Managing Resources, Activities and Risk in Urban India: The Impact of SEWA Bank

This study measures the impact of microfinance services of Self Employed Women's Association (SEWA) on low-income women of Ahmedabad, in India. The explicit hypothesis was that specific impact may be found at three different levels - household, enterprise and the individual level. The data used for cross section and longitudinal statistical tests was from surveys conducted in 1998 and 2000 for 798 respondents. The researchers also carried out complementary analyses. The clients of SEWA were poor and belonged to backward sections of society. They faced severe discrimination and worked as micro entrepreneurs, subcontractors or casual laborers.

Chen and Snodgrass (2001)

Region:

UrbanQuasi-experimental, statistical comparison of members and non-members, and panel data.Group liability credit (various types of training), savings and microinsurance.Informal sector earnings of clients' households increased. Postive impact on total business earnings of HH. Small impact on number of employees of HH microenterprises.
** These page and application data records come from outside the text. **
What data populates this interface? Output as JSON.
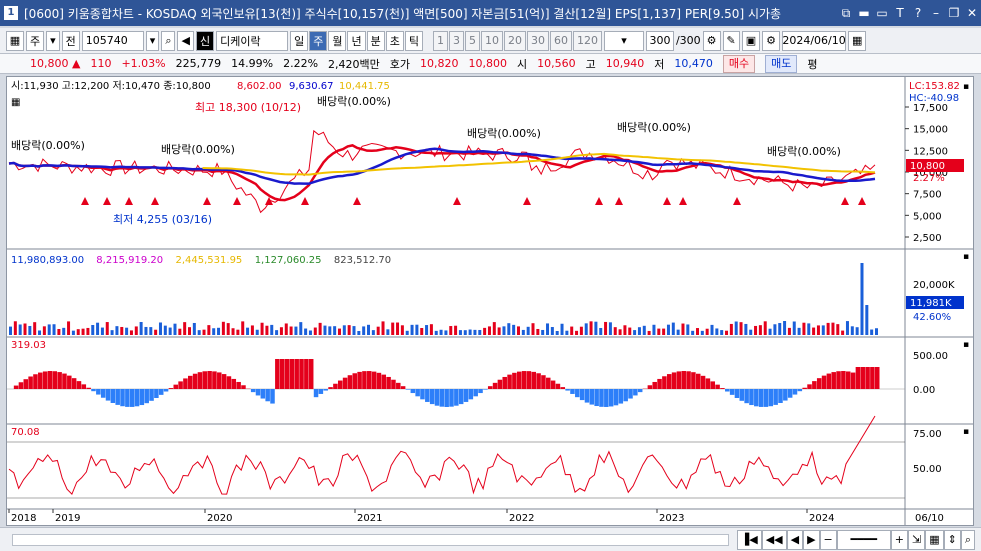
{
  "window": {
    "number": "1",
    "title": "[0600] 키움종합차트 - KOSDAQ 외국인보유[13(천)] 주식수[10,157(천)] 액면[500] 자본금[51(억)] 결산[12월] EPS[1,137] PER[9.50] 시가총"
  },
  "toolbar": {
    "type_main": "주",
    "type_prev": "전",
    "code": "105740",
    "stock_name": "디케이락",
    "periods": [
      "일",
      "주",
      "월",
      "년",
      "분",
      "초",
      "틱"
    ],
    "active_period": "주",
    "minutes": [
      "1",
      "3",
      "5",
      "10",
      "20",
      "30",
      "60",
      "120"
    ],
    "count": "300",
    "count_total": "/300",
    "date": "2024/06/10"
  },
  "quote": {
    "price": "10,800",
    "change": "110",
    "change_pct": "+1.03%",
    "volume": "225,779",
    "turnover_pct": "14.99%",
    "ratio": "2.22%",
    "trade_value": "2,420백만",
    "bid_label": "호가",
    "bid1": "10,820",
    "bid2": "10,800",
    "open_label": "시",
    "open": "10,560",
    "high_label": "고",
    "high": "10,940",
    "low_label": "저",
    "low": "10,470",
    "buy_label": "매수",
    "sell_label": "매도",
    "eval_label": "평"
  },
  "price_panel": {
    "ohlc_text": "시:11,930 고:12,200 저:10,470 종:10,800",
    "ma_values": [
      "8,602.00",
      "9,630.67",
      "10,441.75"
    ],
    "ma_colors": [
      "#e4001b",
      "#0000cc",
      "#e6b800"
    ],
    "max_label": "최고 18,300 (10/12)",
    "min_label": "최저 4,255 (03/16)",
    "dividend_label": "배당락(0.00%)",
    "lc_label": "LC:153.82",
    "hc_label": "HC:-40.98",
    "y_ticks": [
      "17,500",
      "15,000",
      "12,500",
      "10,000",
      "7,500",
      "5,000",
      "2,500"
    ],
    "pct_tick": "2.27%",
    "current_tag": "10,800"
  },
  "volume_panel": {
    "values": [
      "11,980,893.00",
      "8,215,919.20",
      "2,445,531.95",
      "1,127,060.25",
      "823,512.70"
    ],
    "value_colors": [
      "#0033cc",
      "#cc00cc",
      "#e6b800",
      "#2a8a2a",
      "#444444"
    ],
    "y_ticks": [
      "20,000K"
    ],
    "current_tag": "11,981K",
    "pct_tag": "42.60%"
  },
  "macd_panel": {
    "value": "319.03",
    "y_ticks": [
      "500.00",
      "0.00"
    ]
  },
  "rsi_panel": {
    "value": "70.08",
    "y_ticks": [
      "75.00",
      "50.00"
    ]
  },
  "x_axis": {
    "labels": [
      "2018",
      "2019",
      "2020",
      "2021",
      "2022",
      "2023",
      "2024"
    ],
    "end_label": "06/10"
  },
  "chart_data": {
    "type": "line",
    "title": "",
    "xlabel": "",
    "ylabel": "",
    "ylim": [
      2500,
      17500
    ],
    "x": [
      "2018",
      "2019",
      "2020",
      "2021",
      "2022",
      "2023",
      "2024"
    ],
    "series": [
      {
        "name": "",
        "values": [
          11000,
          10500,
          7000,
          14500,
          13000,
          12500,
          10800
        ]
      }
    ]
  }
}
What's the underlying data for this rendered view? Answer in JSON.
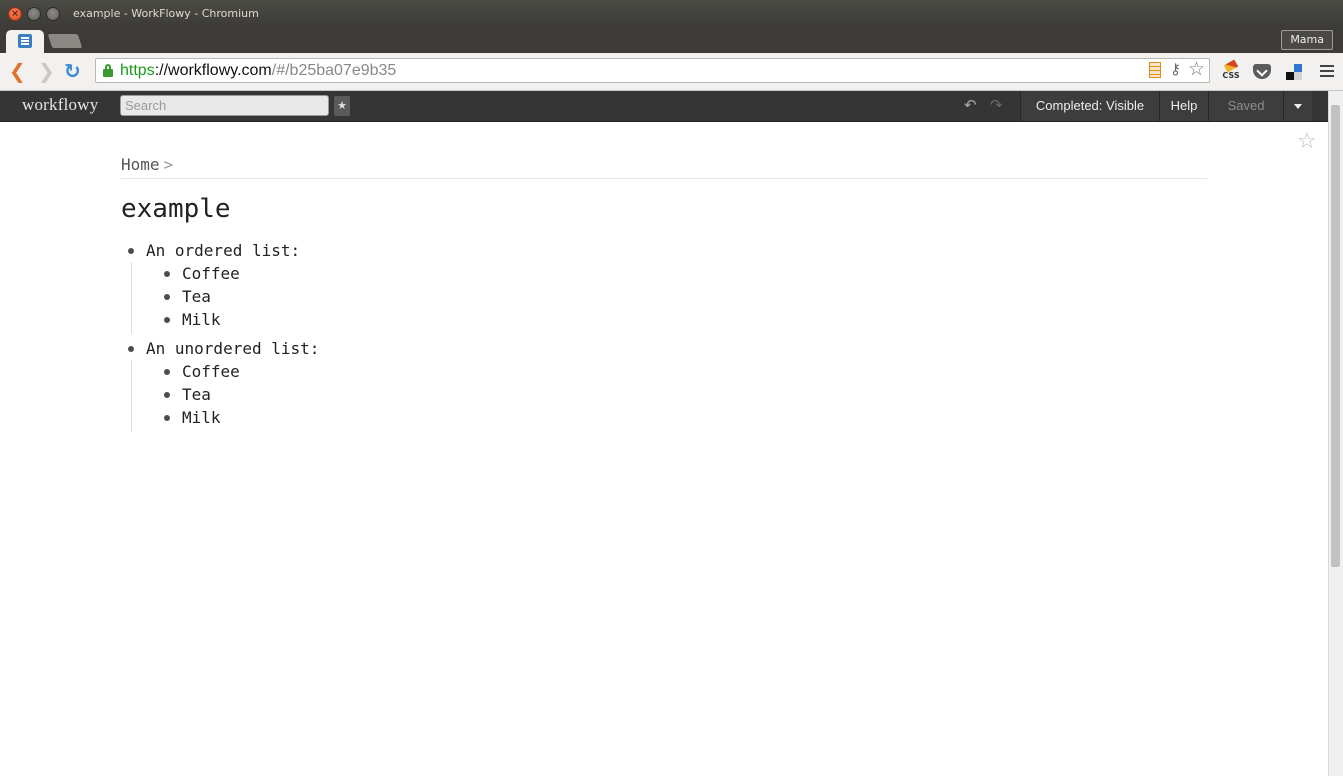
{
  "window": {
    "title": "example - WorkFlowy - Chromium"
  },
  "tabs": {
    "profile_label": "Mama"
  },
  "address_bar": {
    "scheme": "https",
    "host": "://workflowy.com",
    "path": "/#/b25ba07e9b35"
  },
  "workflowy_header": {
    "logo": "workflowy",
    "search_placeholder": "Search",
    "star_glyph": "★",
    "completed_label": "Completed: Visible",
    "help_label": "Help",
    "saved_label": "Saved"
  },
  "breadcrumb": {
    "home": "Home",
    "separator": ">"
  },
  "page": {
    "title": "example",
    "items": [
      {
        "label": "An ordered list:",
        "children": [
          "Coffee",
          "Tea",
          "Milk"
        ]
      },
      {
        "label": "An unordered list:",
        "children": [
          "Coffee",
          "Tea",
          "Milk"
        ]
      }
    ]
  },
  "icons": {
    "back": "chevron-left-icon",
    "forward": "chevron-right-icon",
    "reload": "reload-icon",
    "lock": "lock-icon",
    "bookmark": "star-icon",
    "undo": "undo-icon",
    "redo": "redo-icon"
  },
  "colors": {
    "https_green": "#199a18",
    "header_bg": "#353535",
    "back_orange": "#e2722b"
  }
}
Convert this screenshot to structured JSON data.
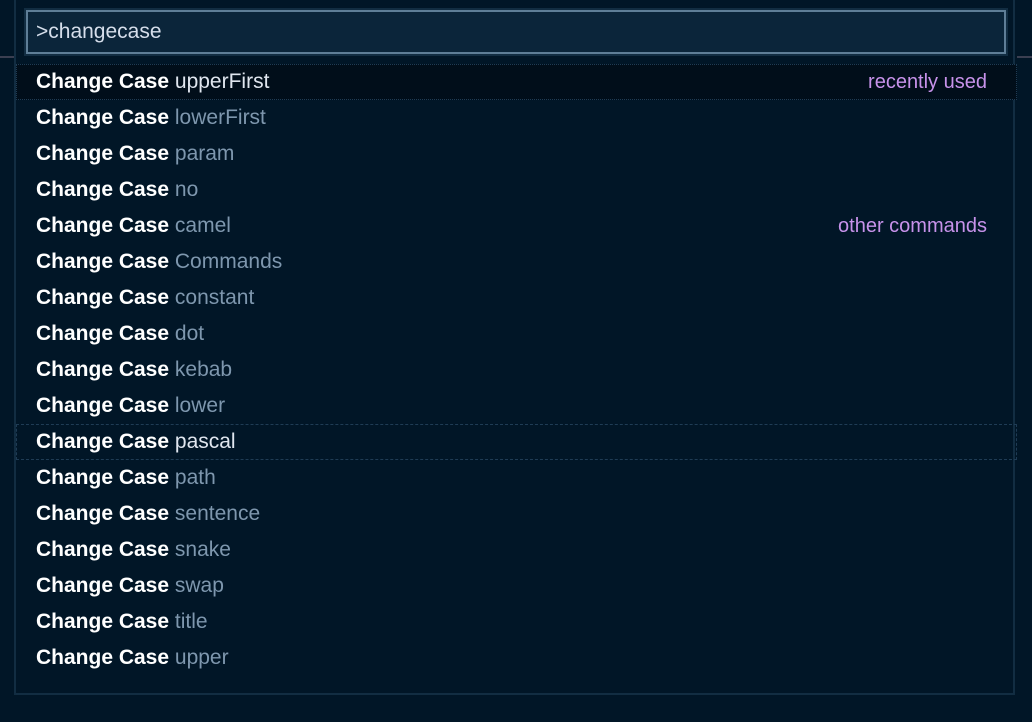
{
  "palette": {
    "input": {
      "value": ">changecase",
      "placeholder": ""
    },
    "prefix": "Change Case",
    "items": [
      {
        "name": "upperFirst",
        "group_label": "recently used",
        "state": "active"
      },
      {
        "name": "lowerFirst",
        "group_label": "",
        "state": ""
      },
      {
        "name": "param",
        "group_label": "",
        "state": ""
      },
      {
        "name": "no",
        "group_label": "",
        "state": ""
      },
      {
        "name": "camel",
        "group_label": "other commands",
        "state": ""
      },
      {
        "name": "Commands",
        "group_label": "",
        "state": ""
      },
      {
        "name": "constant",
        "group_label": "",
        "state": ""
      },
      {
        "name": "dot",
        "group_label": "",
        "state": ""
      },
      {
        "name": "kebab",
        "group_label": "",
        "state": ""
      },
      {
        "name": "lower",
        "group_label": "",
        "state": ""
      },
      {
        "name": "pascal",
        "group_label": "",
        "state": "hover"
      },
      {
        "name": "path",
        "group_label": "",
        "state": ""
      },
      {
        "name": "sentence",
        "group_label": "",
        "state": ""
      },
      {
        "name": "snake",
        "group_label": "",
        "state": ""
      },
      {
        "name": "swap",
        "group_label": "",
        "state": ""
      },
      {
        "name": "title",
        "group_label": "",
        "state": ""
      },
      {
        "name": "upper",
        "group_label": "",
        "state": ""
      }
    ]
  },
  "colors": {
    "background": "#011627",
    "group_label": "#c792ea",
    "prefix_text": "#ffffff",
    "name_text": "#7e97ae",
    "input_border": "#5f7e97"
  }
}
No impact on women's businesses.http://wiego.org/sites/wiego.org/files/publications/files/Chen-Snodgrass-AIMS-St...798 very poor women working in informal sector (41% microentrepreneurs; 36% subcontractors; 22% casual laborers; only 1% salaried.) Most make under $1/day and belong to Backward of Scheduled castes or tribes (and all suffer severe gender/social class discrimination).